Revenue fell 2.3 percent to 57.42 billion euros ($64.7 billion), while recurring operating profit dropped 6.3 percent to 3.61 billion, for a 6.3 percent operating margin, the company said in a statement Thursday thet reported annual earnings.
Net income came in at 3.3 billion euros, down sharply from the 5.31 billion recorded in 2017.
Excluding currency effects, revenue would have risen 2.5 percent, Renault said.
"2018 was clearly a challenging year in which we faced expected as well as unexpected difficulties," new CEO Thierry Bollore said. The results "demonstrate the group's resilience," he said.
Renault said sales to partners including Nissan fell by 946 million euros ($1.1 billion) in 2018, reflecting collapsing diesel demand. A further negative impact is expected this year, the company said.
Nissan's contribution to Renault earnings came in at 1.51 billion euros, a 46 percent decline from 2017 when Nissan's profit was inflated by one-off gains.
Renault's own cost-saving efforts in purchasing and manufacturing contributed 421 million euros to profit, a 37 percent decline.
Renault set a weaker profit goal for 2019, citing exchange-rate challenges and market uncertainties. The company targeted profitability of "around 6 percent," compared with 6.3 percent in 2018.
Global and European car demand, except in the event of a no-deal Brexit, should be stable this year with growth in Russia and Brazil, Renault said.
A tougher business environment is adding to pressure on Renault and alliance partner Nissan to ease tensions in their two-decade old alliance forged by their former leader Carlos Ghosn, on top of a looming Brexit, record investments in electric cars and a slowing Chinese market.
Renault said on Wednesday it had blocked 30 million euros in deferred and severance pay to Ghosn, who had served as its CEO since 2005, and as chairman for almost a decade.
The automaker said it saw no need for any financial provisions in relation to the scandal and ongoing investigation into Ghosn's conduct and executive payments by Renault and the jointly owned Renault-Nissan BV alliance management company.

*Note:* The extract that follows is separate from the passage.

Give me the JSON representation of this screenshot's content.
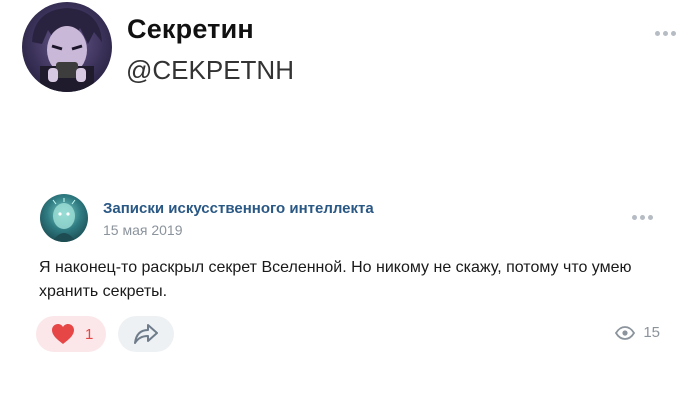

On Tuesday, Nissan took the unusual step of taking a 9.2 billion yen ($83 million) charge to reflect accumulated payments due to Ghosn. The move escalates the case against the former chairman after Tokyo prosecutors indicted Ghosn for allegedly understating his income at Nissan by tens of millions of dollars.
Renault’s new Chairman Jean-Dominique Senard is flying to Japan this week with a brief to mend relations as Nissan seeks to gain more control in the partnership.
Bloomberg contributed to this report